Despite social measures, the launch of new infrastructure projects and a tax exemption for micro and small businesses, the budget surplus is not expected to disappear. In addition to improvements in collection, revenues (22% of GDP) are fuelled by oil revenues (one-third), and the sovereign wealth fund is also set to be tapped once again to the tune of 4% of GDP, which would compromise the commitment to cut the non-hydrocarbon deficit (7.4%) to 5.4% by 2022. Public debt, whose external share (45%) is mainly held by public creditors, is low, due to the use of the sovereign wealth fund (NFRK), while the central bank is called upon to subsidize credit and cancel debts. A new bank rescue, which is still possible, would not pose any difficulties.

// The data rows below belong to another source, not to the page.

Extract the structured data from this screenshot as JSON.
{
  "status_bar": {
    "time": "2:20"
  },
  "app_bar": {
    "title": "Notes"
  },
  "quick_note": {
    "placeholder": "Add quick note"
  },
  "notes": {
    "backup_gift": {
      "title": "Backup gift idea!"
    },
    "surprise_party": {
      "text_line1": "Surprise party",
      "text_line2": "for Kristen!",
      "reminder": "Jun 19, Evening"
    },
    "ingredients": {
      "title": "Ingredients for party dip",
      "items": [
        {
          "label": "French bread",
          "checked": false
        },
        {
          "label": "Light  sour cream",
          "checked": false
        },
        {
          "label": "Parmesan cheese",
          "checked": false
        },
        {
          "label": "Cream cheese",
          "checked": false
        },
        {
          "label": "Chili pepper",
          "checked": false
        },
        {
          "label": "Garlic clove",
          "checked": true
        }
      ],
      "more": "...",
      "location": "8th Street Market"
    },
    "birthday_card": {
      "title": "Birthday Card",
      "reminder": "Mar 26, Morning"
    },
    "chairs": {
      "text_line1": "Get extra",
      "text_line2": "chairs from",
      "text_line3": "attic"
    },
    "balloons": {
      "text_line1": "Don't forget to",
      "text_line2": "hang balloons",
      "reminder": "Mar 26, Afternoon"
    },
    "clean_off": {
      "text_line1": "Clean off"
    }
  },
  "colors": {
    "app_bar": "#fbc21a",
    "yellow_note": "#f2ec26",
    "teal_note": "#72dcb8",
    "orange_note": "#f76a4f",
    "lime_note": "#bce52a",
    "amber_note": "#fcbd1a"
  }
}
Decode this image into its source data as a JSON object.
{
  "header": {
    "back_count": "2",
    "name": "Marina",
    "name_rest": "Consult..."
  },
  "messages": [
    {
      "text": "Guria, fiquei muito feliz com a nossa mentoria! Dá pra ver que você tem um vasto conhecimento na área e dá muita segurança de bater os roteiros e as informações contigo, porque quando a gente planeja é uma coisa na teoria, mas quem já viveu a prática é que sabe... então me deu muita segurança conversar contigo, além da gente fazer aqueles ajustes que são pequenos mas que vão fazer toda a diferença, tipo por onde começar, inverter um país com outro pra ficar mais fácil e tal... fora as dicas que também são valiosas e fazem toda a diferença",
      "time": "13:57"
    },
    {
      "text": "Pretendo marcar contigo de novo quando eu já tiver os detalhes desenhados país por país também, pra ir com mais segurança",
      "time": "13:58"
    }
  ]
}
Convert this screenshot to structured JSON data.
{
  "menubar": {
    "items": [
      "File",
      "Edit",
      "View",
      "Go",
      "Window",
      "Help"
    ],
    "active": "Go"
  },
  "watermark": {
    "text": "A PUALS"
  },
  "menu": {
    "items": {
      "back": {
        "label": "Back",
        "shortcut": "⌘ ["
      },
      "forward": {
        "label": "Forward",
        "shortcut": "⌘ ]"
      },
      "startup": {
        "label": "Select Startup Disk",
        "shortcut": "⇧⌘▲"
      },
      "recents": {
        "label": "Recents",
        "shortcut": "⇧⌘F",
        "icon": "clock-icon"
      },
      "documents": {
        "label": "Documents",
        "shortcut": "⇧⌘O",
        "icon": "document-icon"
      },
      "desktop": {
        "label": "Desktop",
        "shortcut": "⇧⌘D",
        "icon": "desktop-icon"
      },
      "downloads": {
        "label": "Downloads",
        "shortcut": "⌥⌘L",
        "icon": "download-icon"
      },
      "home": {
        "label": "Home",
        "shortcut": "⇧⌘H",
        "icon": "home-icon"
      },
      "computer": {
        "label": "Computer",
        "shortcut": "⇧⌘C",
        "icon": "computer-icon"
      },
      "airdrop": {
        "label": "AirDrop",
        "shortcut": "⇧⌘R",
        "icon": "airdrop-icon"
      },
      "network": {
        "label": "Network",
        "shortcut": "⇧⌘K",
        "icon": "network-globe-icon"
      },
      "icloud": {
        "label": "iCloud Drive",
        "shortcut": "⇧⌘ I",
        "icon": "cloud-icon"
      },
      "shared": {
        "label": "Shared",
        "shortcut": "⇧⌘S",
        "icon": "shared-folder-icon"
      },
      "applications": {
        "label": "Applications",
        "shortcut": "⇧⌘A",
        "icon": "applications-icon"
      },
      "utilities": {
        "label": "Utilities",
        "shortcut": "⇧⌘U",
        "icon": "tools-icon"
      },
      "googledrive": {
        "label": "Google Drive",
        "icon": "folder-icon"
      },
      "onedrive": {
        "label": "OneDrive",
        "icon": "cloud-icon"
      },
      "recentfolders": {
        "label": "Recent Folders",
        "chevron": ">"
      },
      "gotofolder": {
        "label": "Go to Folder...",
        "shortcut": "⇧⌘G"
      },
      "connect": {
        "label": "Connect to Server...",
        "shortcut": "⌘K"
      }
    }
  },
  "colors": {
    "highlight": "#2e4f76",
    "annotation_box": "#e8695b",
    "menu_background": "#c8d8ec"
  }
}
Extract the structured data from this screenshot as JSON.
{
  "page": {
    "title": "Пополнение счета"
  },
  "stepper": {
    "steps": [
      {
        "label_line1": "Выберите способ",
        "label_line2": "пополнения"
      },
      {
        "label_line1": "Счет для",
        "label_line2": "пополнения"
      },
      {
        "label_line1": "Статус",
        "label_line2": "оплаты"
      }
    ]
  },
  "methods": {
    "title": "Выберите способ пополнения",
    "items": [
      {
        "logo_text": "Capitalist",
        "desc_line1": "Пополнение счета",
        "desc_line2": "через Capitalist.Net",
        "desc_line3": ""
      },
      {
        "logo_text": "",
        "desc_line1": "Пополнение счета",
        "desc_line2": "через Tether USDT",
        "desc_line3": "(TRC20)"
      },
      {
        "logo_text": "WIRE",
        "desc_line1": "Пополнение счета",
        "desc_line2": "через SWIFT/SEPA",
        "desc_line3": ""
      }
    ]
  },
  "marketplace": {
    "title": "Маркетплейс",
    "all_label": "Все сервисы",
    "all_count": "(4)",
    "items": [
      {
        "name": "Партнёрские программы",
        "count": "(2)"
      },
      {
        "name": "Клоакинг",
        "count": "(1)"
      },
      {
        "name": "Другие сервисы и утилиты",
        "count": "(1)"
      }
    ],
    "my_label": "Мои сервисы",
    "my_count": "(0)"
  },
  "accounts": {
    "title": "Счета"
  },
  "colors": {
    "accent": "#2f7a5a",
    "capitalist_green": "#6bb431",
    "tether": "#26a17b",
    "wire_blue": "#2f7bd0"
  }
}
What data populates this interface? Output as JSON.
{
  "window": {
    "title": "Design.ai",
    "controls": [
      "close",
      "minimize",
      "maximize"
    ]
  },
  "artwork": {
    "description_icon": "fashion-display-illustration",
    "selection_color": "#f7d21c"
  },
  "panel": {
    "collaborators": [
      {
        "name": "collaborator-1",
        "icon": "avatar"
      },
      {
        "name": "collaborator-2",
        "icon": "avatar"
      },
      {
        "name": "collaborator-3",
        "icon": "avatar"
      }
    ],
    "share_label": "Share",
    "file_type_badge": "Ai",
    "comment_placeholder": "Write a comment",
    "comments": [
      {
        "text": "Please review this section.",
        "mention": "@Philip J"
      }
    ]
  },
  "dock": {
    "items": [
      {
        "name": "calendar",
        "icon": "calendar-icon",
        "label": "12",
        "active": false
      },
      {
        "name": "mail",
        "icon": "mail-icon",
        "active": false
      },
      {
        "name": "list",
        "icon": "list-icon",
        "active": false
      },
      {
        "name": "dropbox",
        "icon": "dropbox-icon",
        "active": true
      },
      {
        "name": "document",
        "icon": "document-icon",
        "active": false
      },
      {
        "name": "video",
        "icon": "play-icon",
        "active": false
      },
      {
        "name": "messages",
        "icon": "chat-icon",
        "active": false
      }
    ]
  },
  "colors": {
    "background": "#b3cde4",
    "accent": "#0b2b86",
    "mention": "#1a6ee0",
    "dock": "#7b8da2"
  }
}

The current account deficit is expected to remain small in 2020. Even with the decrease in oil revenues, the trade surplus (12% of GDP) will offset the income deficit (10%) generated by the large stock of foreign investment in hydrocarbons and the services deficit (2%). Remittances from foreign workers represent less than 1% of GDP.

External debt (93% of GDP at the end of 2019) is expected to decline further. Intra-group loans linked to FDI account for 64% of the total, and the State's share is only 8%. Meanwhile, in July 2019 the central bank's foreign exchange reserves were equivalent to 7.1 months of imports and 18% of GDP, or 4.4 months and 11% excluding gold, while the foreign assets of the sovereign fund were worth USD 60 billion, i.e. 15 months of imports and 33% of GDP.

Fragile presidential succession

Nursultan Nazarbayev stood down in March 2019 after ruling the country since 1989. However, in addition to the powers of arbitrator conferred by his titles of “First President” and “Father of the Nation”, he continues to preside over the powerful Security Council and his party (Nur Otan), which comfortably won the March 2016 legislative elections with more than 80% of the vote. Senate President Kassym-Jomart Tokayev was elected President in June 2019 with 71% of the vote. He will have to assert his authority over his predecessor, who has obtained a veto over appointments. Moreover, while mass protests are rare in an environment where security has been strengthened owing to fears of terrorism and Muslim fundamentalism, and despite the social initiatives that have been carried out, there is nevertheless public dissatisfaction with the country’s modest economic performance and China’s economic presence.


Coface (02/2020)